The films are a Twilight Zone-style anthology, with a vague connective strand across different universes, and to everyone’s surprise, the long-awaited, often-delayed third film, once titled ‘God Particle’, was released to Netflix following the 2018 Super Bowl following viral adverts that generated intense speculation and buzz.
The film has already proved itself divisive but not without good reason – many fans will find the plot, involving an energy crisis on Earth threatening to spill into all-out war, and a particle accelerator that hopes to provide clean energy that sends a team of astronauts into a frightening reality, too high concept and unwieldy even for a JJ Abrams production. Complaints are somewhat valid – more time could be used in world-building and establishing our core group of scientists, giving them the chance to become more actualised people, rather than characters representing a global contingent of world-savers. Equally, the film falls guilty to third-act flab, although it does eschew all-out monster scares for the dark parts of human nature as the film’s Big Bad.

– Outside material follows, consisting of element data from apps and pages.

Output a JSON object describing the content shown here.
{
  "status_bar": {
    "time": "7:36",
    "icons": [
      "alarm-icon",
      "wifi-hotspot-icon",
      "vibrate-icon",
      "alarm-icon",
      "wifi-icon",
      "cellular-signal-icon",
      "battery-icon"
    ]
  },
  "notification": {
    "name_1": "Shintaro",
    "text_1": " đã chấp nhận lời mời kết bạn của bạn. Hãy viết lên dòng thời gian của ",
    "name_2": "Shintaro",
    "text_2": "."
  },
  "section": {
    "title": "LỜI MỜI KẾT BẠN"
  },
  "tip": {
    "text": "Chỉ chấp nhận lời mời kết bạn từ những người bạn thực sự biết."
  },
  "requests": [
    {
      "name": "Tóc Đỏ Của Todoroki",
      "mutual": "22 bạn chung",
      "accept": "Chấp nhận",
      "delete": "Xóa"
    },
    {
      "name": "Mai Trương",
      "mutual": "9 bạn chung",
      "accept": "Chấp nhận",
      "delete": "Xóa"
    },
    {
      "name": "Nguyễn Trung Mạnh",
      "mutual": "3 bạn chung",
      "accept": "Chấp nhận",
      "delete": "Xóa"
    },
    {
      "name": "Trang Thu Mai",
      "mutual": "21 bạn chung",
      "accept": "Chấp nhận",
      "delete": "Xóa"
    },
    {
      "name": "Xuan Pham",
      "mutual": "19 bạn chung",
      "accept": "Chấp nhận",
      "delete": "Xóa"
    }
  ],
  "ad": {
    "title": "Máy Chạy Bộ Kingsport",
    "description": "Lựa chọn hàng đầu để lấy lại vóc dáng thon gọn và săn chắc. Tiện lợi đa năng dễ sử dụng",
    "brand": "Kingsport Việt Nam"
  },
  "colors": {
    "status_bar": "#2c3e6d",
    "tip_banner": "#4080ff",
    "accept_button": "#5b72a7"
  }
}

Fortunately the film anchors itself with a roster of solid performances, including Chris O’Dowd’s more comedic Mundy, David Oyelowo’s heroic captain Kiel, Chinese superstar Zhang Ziyi’s genius engineer Tam, and Elizabeth Debicki’s icier astronaut. The key to the whole film, however, is Gugu Mbatha-Raw and her spirited, soulful performance as Ava Hamilton, a broken woman trying to heal from the pain of a difficult past and forced into helping save the Earth from destruction. Mbatha-Raw has always been a solid and underused actress, and having her centre the film is a smart choice by the filmmakers, given that she brings pathos and humanity to what could be a more generic role.
The more technical aspects of the film are just as solid – director Julius Onah makes the film move and feel as slick as any other sci-fi blockbuster, and Bear McCreary’s score adds a touch of widescreen terror and intimacy to this endeavour. The space-bound sequences of terror are inventive, including one subplot that strays close to all-out space comedy, and the scenes on Earth involving Ava’s husband Michael (Roger Davies) evoke smaller-scale films such as the original Cloverfield.
In the grander scale of the Cloverfield movies, The Cloverfield Paradox is not a new height for the series, and it’s not hard to see why some might refer to it as the weakest of the films so far. However, it still manages to be a solid piece of entertaining sci-fi horror with some wholly original ideas, some engaging core performances from the cast, and an ending, no spoilers, well worthy of much discussion, which when it comes to a Cloverfield movie, is worth a watch in any reality.